[1] Let me clarify that a bit — if the Planescape-ey stuff is in there from the get-go, I can accept it and go. It's not my favorite type of fantasy, but I can swallow it and play. It's when you try to start in a more "grounded" setting and then halfway through suddenly step through the Door To Anywhere that my mental gears grind and smoke. It'd be like having a TARDIS materialize in the middle of Starship Troopers — there's no law that says you can't, but it messes with my suspension of disbelief in a big way.

[2] I've always found it strangely amusing that Lord of the Rings, often cited as the classic example of "high fantasy," is actually one of the most "low magic" settings you'll ever find. I've seen a convincing case made that nobody in LotR — not even Gandalf — need be higher than 5th level in D&D terms.
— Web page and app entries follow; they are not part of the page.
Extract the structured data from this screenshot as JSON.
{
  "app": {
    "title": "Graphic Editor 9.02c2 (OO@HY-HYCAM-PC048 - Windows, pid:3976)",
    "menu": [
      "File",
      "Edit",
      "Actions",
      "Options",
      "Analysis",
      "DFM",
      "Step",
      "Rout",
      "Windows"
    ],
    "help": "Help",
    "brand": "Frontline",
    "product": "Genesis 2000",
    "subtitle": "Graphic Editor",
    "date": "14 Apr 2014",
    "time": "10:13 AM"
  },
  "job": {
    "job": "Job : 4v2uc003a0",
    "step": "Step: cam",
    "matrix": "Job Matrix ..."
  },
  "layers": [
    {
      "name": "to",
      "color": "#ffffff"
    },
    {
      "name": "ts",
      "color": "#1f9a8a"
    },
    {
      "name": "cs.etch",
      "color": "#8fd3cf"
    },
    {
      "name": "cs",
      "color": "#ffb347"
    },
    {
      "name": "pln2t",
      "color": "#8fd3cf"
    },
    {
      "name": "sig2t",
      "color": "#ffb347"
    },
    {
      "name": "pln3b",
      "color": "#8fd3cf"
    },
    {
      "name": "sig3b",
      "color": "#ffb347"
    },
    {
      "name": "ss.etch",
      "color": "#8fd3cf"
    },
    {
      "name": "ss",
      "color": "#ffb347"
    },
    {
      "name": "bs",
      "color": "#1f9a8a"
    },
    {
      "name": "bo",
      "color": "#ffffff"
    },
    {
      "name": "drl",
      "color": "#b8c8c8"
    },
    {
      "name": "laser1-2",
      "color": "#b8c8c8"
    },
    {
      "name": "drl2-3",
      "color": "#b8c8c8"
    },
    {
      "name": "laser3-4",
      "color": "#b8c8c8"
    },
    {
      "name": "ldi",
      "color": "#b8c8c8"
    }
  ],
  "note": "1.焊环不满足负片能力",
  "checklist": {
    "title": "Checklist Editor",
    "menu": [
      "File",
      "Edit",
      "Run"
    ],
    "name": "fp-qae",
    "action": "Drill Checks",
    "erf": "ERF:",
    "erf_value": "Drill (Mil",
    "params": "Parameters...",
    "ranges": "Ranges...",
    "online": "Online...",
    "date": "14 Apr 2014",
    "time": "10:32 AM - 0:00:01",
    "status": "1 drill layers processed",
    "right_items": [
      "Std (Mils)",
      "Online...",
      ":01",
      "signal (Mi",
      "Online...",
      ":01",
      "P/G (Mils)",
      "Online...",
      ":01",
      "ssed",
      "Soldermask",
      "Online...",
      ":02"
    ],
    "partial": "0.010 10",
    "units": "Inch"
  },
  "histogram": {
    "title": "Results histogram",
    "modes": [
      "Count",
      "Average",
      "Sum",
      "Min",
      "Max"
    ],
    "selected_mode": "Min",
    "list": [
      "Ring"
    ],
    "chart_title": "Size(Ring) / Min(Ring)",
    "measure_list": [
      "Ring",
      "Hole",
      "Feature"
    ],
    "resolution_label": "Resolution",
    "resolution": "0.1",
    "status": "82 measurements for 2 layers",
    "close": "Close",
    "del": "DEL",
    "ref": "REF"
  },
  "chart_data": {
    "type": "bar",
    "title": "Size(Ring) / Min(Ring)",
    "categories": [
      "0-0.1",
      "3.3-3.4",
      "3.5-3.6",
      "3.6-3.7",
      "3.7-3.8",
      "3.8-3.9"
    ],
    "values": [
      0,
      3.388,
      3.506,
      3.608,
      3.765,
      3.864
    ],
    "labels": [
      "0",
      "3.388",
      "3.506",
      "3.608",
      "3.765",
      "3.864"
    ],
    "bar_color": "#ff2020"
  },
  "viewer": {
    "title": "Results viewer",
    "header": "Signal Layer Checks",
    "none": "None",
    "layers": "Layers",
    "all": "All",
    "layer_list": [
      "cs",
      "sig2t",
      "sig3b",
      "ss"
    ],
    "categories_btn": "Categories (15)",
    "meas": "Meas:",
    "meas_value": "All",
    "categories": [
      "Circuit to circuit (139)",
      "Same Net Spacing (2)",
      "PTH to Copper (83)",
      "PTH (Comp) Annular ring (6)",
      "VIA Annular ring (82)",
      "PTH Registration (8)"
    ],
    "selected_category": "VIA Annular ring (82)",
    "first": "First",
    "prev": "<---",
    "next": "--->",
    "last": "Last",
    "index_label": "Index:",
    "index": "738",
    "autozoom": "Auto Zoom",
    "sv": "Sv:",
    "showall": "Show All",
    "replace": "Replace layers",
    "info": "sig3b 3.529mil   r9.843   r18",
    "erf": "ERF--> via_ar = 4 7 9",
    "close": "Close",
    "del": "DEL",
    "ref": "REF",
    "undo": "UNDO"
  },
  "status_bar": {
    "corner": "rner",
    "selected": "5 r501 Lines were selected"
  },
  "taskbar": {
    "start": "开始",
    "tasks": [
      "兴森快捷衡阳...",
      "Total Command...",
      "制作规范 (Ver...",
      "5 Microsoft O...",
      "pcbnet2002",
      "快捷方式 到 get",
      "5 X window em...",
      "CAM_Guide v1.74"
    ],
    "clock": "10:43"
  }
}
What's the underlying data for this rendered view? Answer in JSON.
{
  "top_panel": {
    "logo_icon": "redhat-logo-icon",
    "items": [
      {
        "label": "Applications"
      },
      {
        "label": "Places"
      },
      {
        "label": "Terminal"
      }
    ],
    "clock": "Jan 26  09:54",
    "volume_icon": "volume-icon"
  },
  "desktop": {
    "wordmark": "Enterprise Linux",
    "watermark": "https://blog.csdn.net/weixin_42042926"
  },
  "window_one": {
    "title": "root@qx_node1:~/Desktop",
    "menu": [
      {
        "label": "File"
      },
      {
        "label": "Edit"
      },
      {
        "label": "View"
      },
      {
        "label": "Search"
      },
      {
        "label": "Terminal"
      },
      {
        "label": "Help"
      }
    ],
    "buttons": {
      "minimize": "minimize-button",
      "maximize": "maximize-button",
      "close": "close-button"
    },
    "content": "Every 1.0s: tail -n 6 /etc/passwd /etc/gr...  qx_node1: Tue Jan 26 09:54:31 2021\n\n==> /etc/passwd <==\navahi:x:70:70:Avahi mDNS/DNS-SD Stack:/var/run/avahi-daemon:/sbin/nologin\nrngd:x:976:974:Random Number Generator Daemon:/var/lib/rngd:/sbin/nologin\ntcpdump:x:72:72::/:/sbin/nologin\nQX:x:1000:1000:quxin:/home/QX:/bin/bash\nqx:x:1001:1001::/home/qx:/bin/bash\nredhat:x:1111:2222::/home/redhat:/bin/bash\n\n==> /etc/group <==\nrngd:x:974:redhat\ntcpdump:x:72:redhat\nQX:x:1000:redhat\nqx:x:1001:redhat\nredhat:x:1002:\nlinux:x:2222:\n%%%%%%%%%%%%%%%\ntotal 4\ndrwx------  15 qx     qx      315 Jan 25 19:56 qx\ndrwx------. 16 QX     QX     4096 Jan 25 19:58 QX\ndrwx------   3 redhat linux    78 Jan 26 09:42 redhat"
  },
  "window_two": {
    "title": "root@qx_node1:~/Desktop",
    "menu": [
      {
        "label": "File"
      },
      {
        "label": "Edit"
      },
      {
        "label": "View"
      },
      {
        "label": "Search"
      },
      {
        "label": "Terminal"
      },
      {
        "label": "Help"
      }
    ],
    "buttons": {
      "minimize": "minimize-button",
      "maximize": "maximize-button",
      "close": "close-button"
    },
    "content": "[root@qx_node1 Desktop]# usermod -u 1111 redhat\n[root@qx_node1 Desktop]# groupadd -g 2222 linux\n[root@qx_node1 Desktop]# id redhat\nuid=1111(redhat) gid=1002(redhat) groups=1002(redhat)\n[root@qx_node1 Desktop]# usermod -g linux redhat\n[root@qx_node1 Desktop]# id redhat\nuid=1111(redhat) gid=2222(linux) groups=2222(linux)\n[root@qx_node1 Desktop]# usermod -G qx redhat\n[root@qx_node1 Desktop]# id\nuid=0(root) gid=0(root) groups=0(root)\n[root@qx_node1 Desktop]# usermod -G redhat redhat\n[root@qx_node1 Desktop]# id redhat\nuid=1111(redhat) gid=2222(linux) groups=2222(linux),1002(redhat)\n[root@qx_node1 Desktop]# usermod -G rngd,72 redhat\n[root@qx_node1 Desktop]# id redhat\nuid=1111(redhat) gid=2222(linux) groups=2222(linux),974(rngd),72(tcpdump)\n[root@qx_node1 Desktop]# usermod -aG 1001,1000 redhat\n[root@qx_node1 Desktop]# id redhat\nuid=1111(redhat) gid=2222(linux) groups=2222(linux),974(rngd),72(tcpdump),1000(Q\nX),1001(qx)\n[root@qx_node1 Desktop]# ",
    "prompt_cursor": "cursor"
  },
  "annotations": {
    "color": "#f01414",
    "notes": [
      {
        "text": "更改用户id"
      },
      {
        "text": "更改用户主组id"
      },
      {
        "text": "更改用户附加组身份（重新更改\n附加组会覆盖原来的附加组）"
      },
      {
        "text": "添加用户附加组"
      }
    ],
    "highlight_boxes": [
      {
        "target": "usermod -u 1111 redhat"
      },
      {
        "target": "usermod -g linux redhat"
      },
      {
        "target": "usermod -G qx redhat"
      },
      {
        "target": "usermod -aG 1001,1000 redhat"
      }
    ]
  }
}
On the other hand, it's a matter of degree ... my lil' hobbitey warden in LotRO is 60th level and has taken on a balrog, an undead dragon, the Watcher In the Water, and more than one turtle the size of a good-sized house (Why are the LotRO devs so obsessed with turtles???) — but he still easily "feels" like he could fit into the LotR story. It's all about making the fantastic elements seem "natural" in context.